|County||Expected number of new Medicaid recipients in 20141||Percentage of primary care physicians who expect to have capacity for new Medicaid recipients|
|County||Expected percentage increase in new Medicaid recipients in 20142||Percentage of primary care physicians who expect to have capacity for new Medicaid recipients|
1 Unpublished data analysis conducted by CHRT in January 2013 using 2011 American Community Survey data (via census.gov). This data includes only newly eligible non-elderly adults, not the “woodwork” (currently eligible) population that can be attributed to the Medicaid expansion.

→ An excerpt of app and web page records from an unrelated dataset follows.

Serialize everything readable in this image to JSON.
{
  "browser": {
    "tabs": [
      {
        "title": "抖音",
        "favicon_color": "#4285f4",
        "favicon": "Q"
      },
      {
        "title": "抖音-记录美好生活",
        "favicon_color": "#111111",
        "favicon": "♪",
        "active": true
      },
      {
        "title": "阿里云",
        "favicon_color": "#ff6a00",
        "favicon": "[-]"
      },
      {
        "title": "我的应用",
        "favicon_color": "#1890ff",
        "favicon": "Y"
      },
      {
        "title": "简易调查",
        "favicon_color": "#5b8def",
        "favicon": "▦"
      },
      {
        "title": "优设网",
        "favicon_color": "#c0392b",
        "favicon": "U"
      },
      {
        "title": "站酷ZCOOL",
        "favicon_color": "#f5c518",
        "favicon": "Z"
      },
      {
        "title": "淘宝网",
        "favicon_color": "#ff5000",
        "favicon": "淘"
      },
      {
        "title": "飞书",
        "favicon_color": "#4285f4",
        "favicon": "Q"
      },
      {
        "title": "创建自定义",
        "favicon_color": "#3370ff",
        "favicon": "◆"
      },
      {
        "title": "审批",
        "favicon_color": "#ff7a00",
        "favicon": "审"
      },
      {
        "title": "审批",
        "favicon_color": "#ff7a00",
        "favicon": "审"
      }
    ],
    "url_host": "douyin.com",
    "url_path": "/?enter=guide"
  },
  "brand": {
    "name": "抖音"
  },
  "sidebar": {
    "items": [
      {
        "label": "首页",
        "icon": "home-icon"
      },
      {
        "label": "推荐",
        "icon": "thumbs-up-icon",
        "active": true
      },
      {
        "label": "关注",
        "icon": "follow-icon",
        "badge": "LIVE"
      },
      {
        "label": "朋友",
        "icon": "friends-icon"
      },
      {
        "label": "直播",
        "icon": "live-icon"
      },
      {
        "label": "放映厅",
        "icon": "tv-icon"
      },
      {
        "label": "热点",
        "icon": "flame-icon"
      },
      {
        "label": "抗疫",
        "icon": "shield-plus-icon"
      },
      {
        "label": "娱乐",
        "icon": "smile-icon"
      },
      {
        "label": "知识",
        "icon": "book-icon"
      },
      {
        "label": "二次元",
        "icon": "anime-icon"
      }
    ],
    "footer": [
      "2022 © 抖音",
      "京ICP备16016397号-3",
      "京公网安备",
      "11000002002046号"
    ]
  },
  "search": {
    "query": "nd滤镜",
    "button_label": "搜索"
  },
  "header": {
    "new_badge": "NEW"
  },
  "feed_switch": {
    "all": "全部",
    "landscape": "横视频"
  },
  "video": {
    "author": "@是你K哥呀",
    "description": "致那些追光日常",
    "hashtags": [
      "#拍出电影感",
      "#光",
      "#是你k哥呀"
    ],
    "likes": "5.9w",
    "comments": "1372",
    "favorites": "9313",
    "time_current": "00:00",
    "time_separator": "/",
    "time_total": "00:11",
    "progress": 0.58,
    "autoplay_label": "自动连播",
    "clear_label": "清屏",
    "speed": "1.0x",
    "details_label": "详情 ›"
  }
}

In 2011, 1.9 million Michigan residents had Medicaid coverage and 6.6 million had private coverage.3 Under the Affordable Care Act, health insurance coverage will expand considerably starting in 2014. If Michigan chooses to expand Medicaid coverage, 289,388 Michigan residents are expected to newly enroll in Medicaid due to the expansion in 2014 (growing to 619,862 by 2020).4 An additional 369,000 residents will be tax credit eligible and expected to obtain private health insurance coverage through health insurance exchanges.5 A clear majority of primary care physicians throughout the state of Michigan responded to the CHRT-University of Michigan survey that they do anticipate having the capacity to welcome newly Medicaid enrolled patients in their practices. Based on these results, it does, indeed, appear that the state’s primary care system will have sufficient capacity to match the growing resource requirements of a state Medicaid expansion.

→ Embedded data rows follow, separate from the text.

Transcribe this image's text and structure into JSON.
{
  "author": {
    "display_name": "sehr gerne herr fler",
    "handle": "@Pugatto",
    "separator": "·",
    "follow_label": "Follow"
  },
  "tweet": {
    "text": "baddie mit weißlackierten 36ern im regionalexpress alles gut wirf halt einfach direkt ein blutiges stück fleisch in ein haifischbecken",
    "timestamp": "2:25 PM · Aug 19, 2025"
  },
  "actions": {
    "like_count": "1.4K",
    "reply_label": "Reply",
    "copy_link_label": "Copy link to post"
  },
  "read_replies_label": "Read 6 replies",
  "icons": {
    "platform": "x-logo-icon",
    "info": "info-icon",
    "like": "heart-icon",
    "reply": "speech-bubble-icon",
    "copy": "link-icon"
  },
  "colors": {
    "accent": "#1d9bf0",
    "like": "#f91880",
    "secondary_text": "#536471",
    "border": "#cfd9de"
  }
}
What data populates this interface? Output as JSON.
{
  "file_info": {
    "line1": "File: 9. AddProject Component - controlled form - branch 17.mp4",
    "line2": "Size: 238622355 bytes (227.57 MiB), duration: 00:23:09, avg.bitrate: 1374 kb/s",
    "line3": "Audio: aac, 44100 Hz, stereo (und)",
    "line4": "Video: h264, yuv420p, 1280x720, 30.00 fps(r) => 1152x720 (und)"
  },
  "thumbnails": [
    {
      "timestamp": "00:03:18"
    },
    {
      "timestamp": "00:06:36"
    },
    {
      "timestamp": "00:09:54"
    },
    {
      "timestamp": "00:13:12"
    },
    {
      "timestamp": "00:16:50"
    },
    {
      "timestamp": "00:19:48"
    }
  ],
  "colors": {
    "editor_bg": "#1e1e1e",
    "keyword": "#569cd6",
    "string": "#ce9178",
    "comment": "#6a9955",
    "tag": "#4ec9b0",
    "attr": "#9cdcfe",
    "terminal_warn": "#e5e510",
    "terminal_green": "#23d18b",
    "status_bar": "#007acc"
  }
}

3 2011 American Community Survey.
4 Udow-Phillips, Marianne; Fangmeier, Joshua; Buchmueller, Thomas; Levy, Helen. The ACA’s Medicaid Expansion: Michigan Impact. October, 2012. Center for Healthcare Research & Transformation. Ann Arbor, MI.
The survey data presented in this brief were produced from a mail survey of 1,500 primary care physicians practicing in Michigan, conducted between October 2012 and December 2012. Potential respondents received up to two mailings, with $5 included in the first mailing to encourage response.

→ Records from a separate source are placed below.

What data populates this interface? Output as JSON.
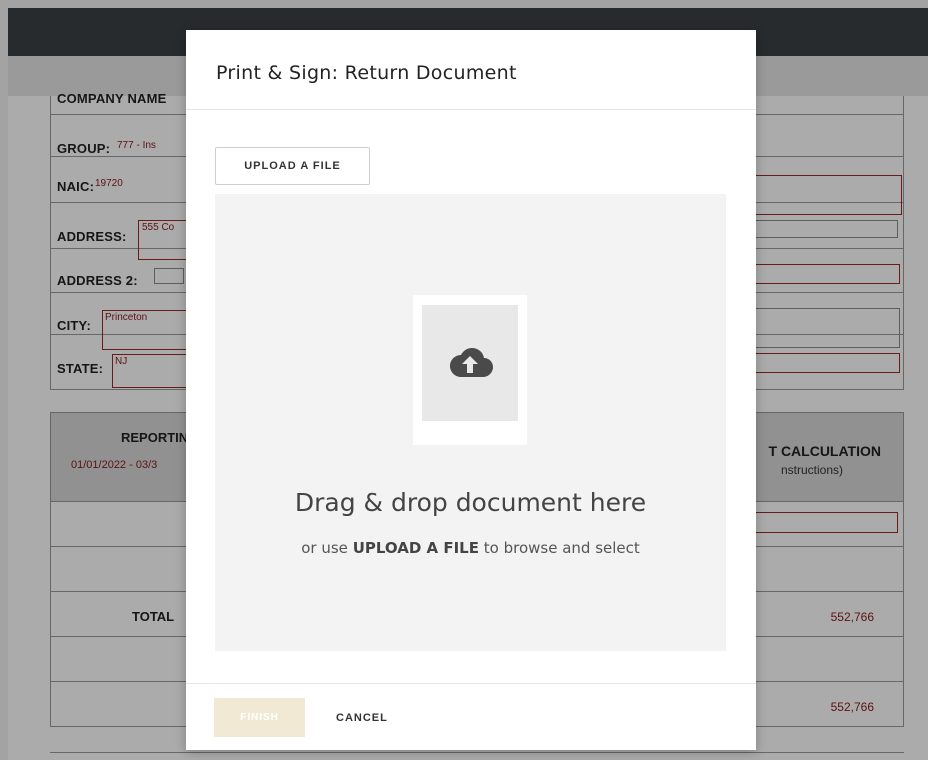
{
  "background_form": {
    "company_label": "COMPANY NAME",
    "group_label": "GROUP:",
    "group_value": "777 - Ins",
    "naic_label": "NAIC:",
    "naic_value": "19720",
    "address_label": "ADDRESS:",
    "address_value": "555 Co",
    "address2_label": "ADDRESS 2:",
    "city_label": "CITY:",
    "city_value": "Princeton",
    "state_label": "STATE:",
    "state_value": "NJ"
  },
  "background_table": {
    "reporting_header": "REPORTIN",
    "date_range": "01/01/2022 - 03/3",
    "calc_header": "T CALCULATION",
    "calc_sub": "nstructions)",
    "total_label": "TOTAL",
    "total_value_1": "552,766",
    "total_value_2": "552,766"
  },
  "modal": {
    "title": "Print & Sign: Return Document",
    "upload_button": "UPLOAD A FILE",
    "upload_icon": "cloud-upload-icon",
    "drop_title": "Drag & drop document here",
    "drop_sub_prefix": "or use",
    "drop_sub_bold": "UPLOAD A FILE",
    "drop_sub_suffix": "to browse and select",
    "finish_button": "FINISH",
    "cancel_button": "CANCEL"
  },
  "colors": {
    "topbar": "#3b4144",
    "field_red": "#9b2a2a",
    "finish_disabled": "#f1e9d4"
  }
}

The physician sample was randomly generated from the American Medical Association (AMA) Physician Masterfile, a comprehensive list that includes both AMA members and non-members. The final sample included 500 physicians each from three primary care specialties: pediatrics, family medicine and internal medicine. The survey had an overall response rate of 54 percent (714 physicians) and has a margin of error of +/- 3 percent. Physicians who responded but reported they were no longer practicing primary care were removed from the analysis. Final results were weighted to adjust for non-response in each of the three primary care specialty groups.
Figure 4 below summarizes the sample characteristics and response rates.
|Specialty*||Response Rate^||Respondents not practicing in primary care°||Analytic sample size|
* Initial mailing consisted of 500 providers from each specialty
^ Adjusted for undeliverable surveys (family medicine = 35; internal medicine = 43; pediatrics = 36) and refusals (family medicine = 11; internal medicine = 7; pediatrics = 4)
Suggested citation: Davis, Matthew M.; Udow-Phillips, Marianne; Riba, Melissa; Young, Danielle; Royan, Regina. Primary Care Capacity and Health Reform: Is Michigan Ready? January 2013. Center for Healthcare Research & Transformation. Ann Arbor, MI.
Special thanks to the Michigan State Medical Society and the Michigan Osteopathic Association in survey development, and to Krishna Davis, Seetha Davis, Lakshmi Halasyamani, Brandon List and Rose Kenitz for data entry.